One challenge for any investors is investing during inflation, when the purchasing power of every dollar diminishes. Inflationary climates and the bad economy they often accompany can wreak havoc on invested assets like stocks. One way around this is to invest a portion of your money in precious metals, like gold and silver. The prices of these precious metals tend to increase during adverse economic events, which helps stabilize your portfolio.

In terms of risk, these investments are very secure because they are timelessly valuable. The only issue for most investors is that they have a lower degree of liquidity—meaning it is not very easy to cash them out and use them to make actual purchases.

What Percentage of My Portfolio Should Be in Safe Investments?

The average financial advisor you speak with will most likely tell you that if you want to explore alternative investments that carry a higher risk, you should allocate no more than five percent of your portfolio to do so. The other 95% of the money you’ve chosen to invest should be in a more stable asset class of low risk investments. However, as we’ve seen, there is a whole range of returns on these, from money market funds to municipal bonds.

But the asset allocation between your cash investments and common stock and treasury securities will also depend on where you are in terms of life, whether you are managing your money yourself or if someone is managing it for you.

When you are younger, you will want to invest more in assets like stocks. Though they do fluctuate on a short term basis, over the course of decades they will realize much better growth than a municipal bond, money market fund or treasury inflation protected securities. When you are nearing the end of your investing journey, you will want to shift your assets to investments that can still grow, but that offer more stability, such as dividend stocks instead of stocks poised for growth. And when you enter retirement, you want to stabilize your portfolio with the best low risk investments that can offer a reliable source of funding for your wants and needs while also serving as an emergency fund.

So, a more nuanced answer to this question depends on how much risk tolerance you have as an investor, which in turn depends on what stage of life you are in.

Low Risk Investments Are Part of a Balanced Portfolio

High returns are always appreciated, but they also carry higher investment risk. By contrast, there are many safe investment alternatives that offer a decent fixed income opportunity. You just have to be patient.

For example, you may not think that micro investing your spare change into an investment option like a robo-advisor app can snowball into anything significant, but after several decades, even pennies and dollars can turn into seven figures.

If you are not investing for a living or buying and selling stocks, then your risk tolerance is going to be a lot lower than someone with large amounts of capital to leverage for exploring a high risk investment like a startup.

Take the time to learn about different investments and the degree of risk and reward associated with each, so you can be better equipped to captain the ship of your personal finances moving forward.
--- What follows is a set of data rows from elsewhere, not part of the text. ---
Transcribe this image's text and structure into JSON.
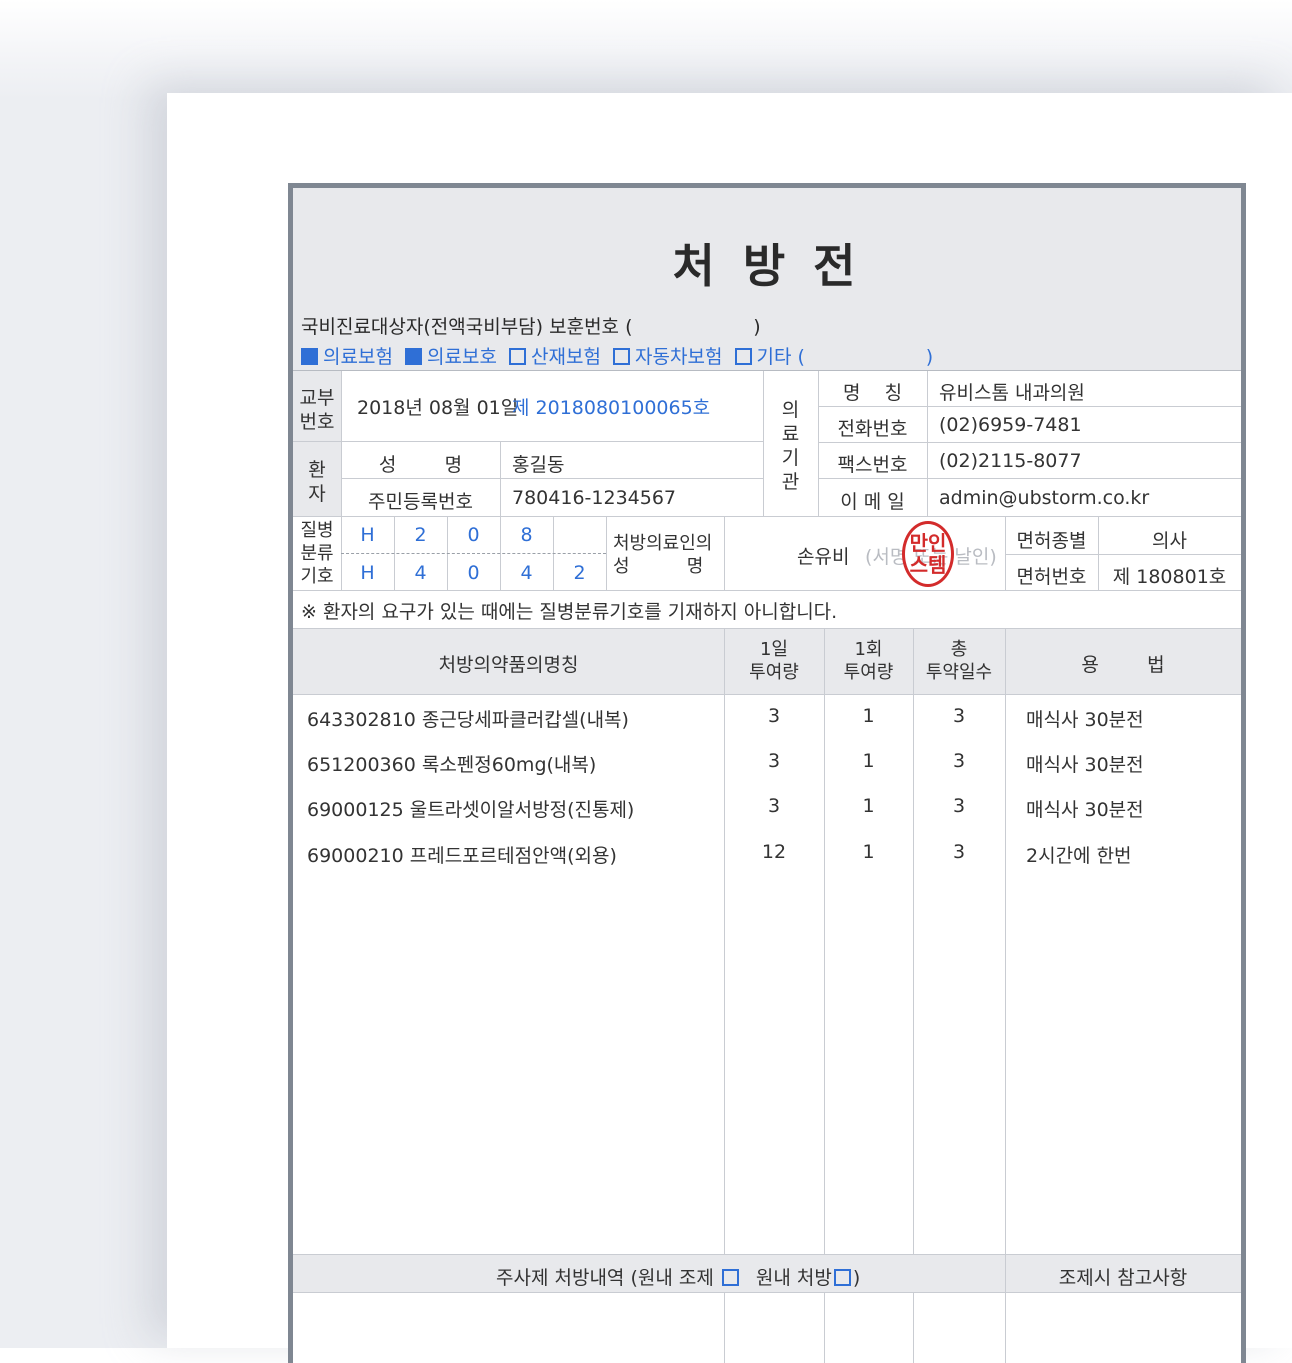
{
  "title": "처 방 전",
  "subtitle": "국비진료대상자(전액국비부담) 보훈번호 (                    )",
  "insurance": [
    {
      "label": "의료보험",
      "checked": true
    },
    {
      "label": "의료보호",
      "checked": true
    },
    {
      "label": "산재보험",
      "checked": false
    },
    {
      "label": "자동차보험",
      "checked": false
    },
    {
      "label": "기타 (                    )",
      "checked": false
    }
  ],
  "issue": {
    "header": "교부\n번호",
    "date": "2018년 08월 01일",
    "number": "제 2018080100065호"
  },
  "patient": {
    "header": "환\n자",
    "name_label": "성        명",
    "name": "홍길동",
    "rrn_label": "주민등록번호",
    "rrn": "780416-1234567"
  },
  "institution": {
    "header": "의\n료\n기\n관",
    "rows": [
      {
        "label": "명    칭",
        "value": "유비스톰 내과의원"
      },
      {
        "label": "전화번호",
        "value": "(02)6959-7481"
      },
      {
        "label": "팩스번호",
        "value": "(02)2115-8077"
      },
      {
        "label": "이 메 일",
        "value": "admin@ubstorm.co.kr"
      }
    ]
  },
  "disease": {
    "header": "질병\n분류\n기호",
    "row1": [
      "H",
      "2",
      "0",
      "8",
      ""
    ],
    "row2": [
      "H",
      "4",
      "0",
      "4",
      "2"
    ]
  },
  "doctor": {
    "label": "처방의료인의\n성          명",
    "name": "손유비",
    "sign_hint": "(서명 또는 날인)",
    "seal_text": "만인\n스템",
    "license_type_label": "면허종별",
    "license_type": "의사",
    "license_no_label": "면허번호",
    "license_no": "제 180801호"
  },
  "notice": "※ 환자의 요구가 있는 때에는 질병분류기호를 기재하지 아니합니다.",
  "columns": {
    "name": "처방의약품의명칭",
    "daily": "1일\n투여량",
    "dose": "1회\n투여량",
    "days": "총\n투약일수",
    "usage": "용        법"
  },
  "drugs": [
    {
      "name": "643302810 종근당세파클러캅셀(내복)",
      "daily": "3",
      "dose": "1",
      "days": "3",
      "usage": "매식사 30분전"
    },
    {
      "name": "651200360 록소펜정60mg(내복)",
      "daily": "3",
      "dose": "1",
      "days": "3",
      "usage": "매식사 30분전"
    },
    {
      "name": "69000125 울트라셋이알서방정(진통제)",
      "daily": "3",
      "dose": "1",
      "days": "3",
      "usage": "매식사 30분전"
    },
    {
      "name": "69000210 프레드포르테점안액(외용)",
      "daily": "12",
      "dose": "1",
      "days": "3",
      "usage": "2시간에 한번"
    }
  ],
  "injection": {
    "label": "주사제 처방내역 (원내 조제",
    "label2": "원내 처방",
    "close": ")",
    "note": "조제시 참고사항"
  },
  "colors": {
    "accent": "#2f6fd6",
    "seal": "#d32b2b",
    "frame": "#7f8792",
    "header_bg": "#e8e9ec"
  }
}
One way to do this is by signing up for a free Infinity Investing membership. Not only will you learn how to create a balanced portfolio, but you’ll also gain access to expert-driven strategies to create long-term wealth.

Bonus Video

Infinity Investing Featured Event

In this FREE event you’ll discover how the top 1% use little-known “compounders” to grow & protect their reserves. Our Infinity team of experts show you how to be the best possible steward of your finances and how to make your money and investments work for you instead of you working for them. Regardless of your financial situation today, you’ll have a road map to get to where you want to be.